### THE TASK:
Find and copy each line of the records where the string "corazón" shows up.

[Data about app and page elements]
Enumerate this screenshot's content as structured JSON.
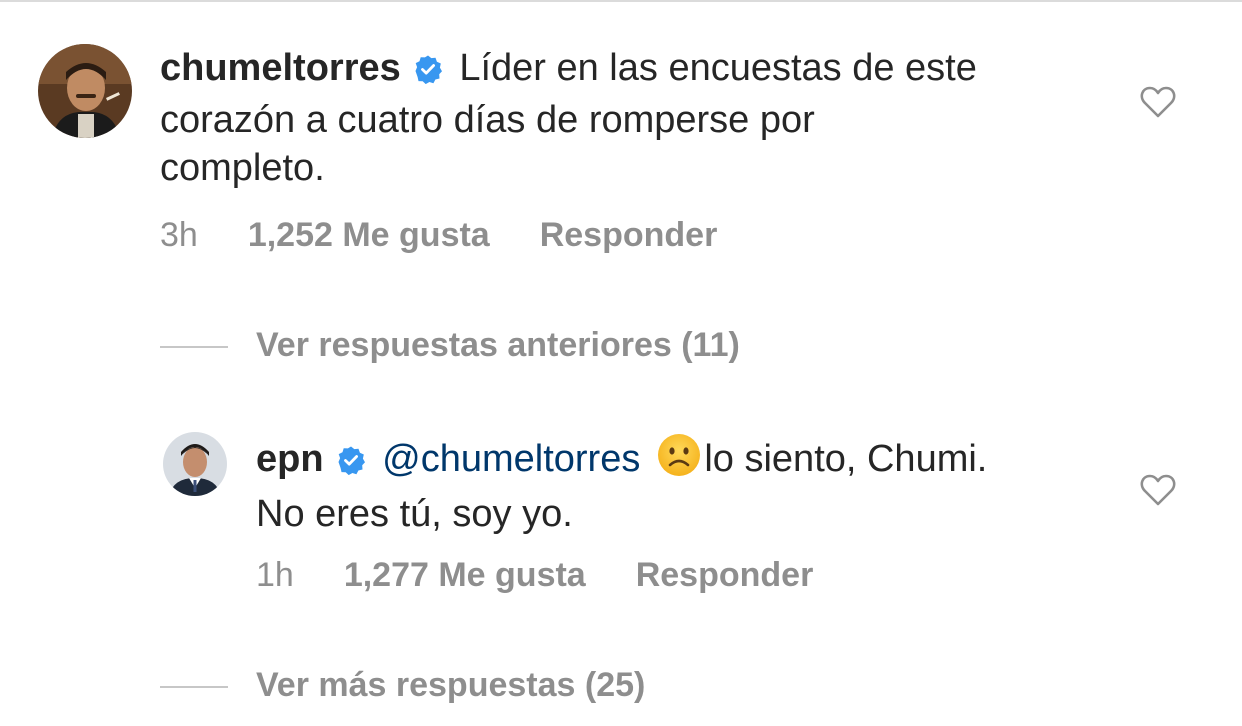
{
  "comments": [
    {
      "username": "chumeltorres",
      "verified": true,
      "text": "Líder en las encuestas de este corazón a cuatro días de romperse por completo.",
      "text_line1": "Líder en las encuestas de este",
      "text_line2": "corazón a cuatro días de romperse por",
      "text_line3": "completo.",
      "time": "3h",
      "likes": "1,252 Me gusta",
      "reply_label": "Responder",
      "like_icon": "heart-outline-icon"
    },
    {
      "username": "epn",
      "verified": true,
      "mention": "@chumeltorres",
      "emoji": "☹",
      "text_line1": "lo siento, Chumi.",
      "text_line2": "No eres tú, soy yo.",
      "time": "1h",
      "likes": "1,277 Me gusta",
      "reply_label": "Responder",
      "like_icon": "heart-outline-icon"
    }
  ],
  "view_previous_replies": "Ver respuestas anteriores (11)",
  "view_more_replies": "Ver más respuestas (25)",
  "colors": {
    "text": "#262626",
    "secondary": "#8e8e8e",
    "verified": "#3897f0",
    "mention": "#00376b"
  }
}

### PROBLEM SOLUTION:
      "text": "Líder en las encuestas de este corazón a cuatro días de romperse por completo.",
      "text_line2": "corazón a cuatro días de romperse por",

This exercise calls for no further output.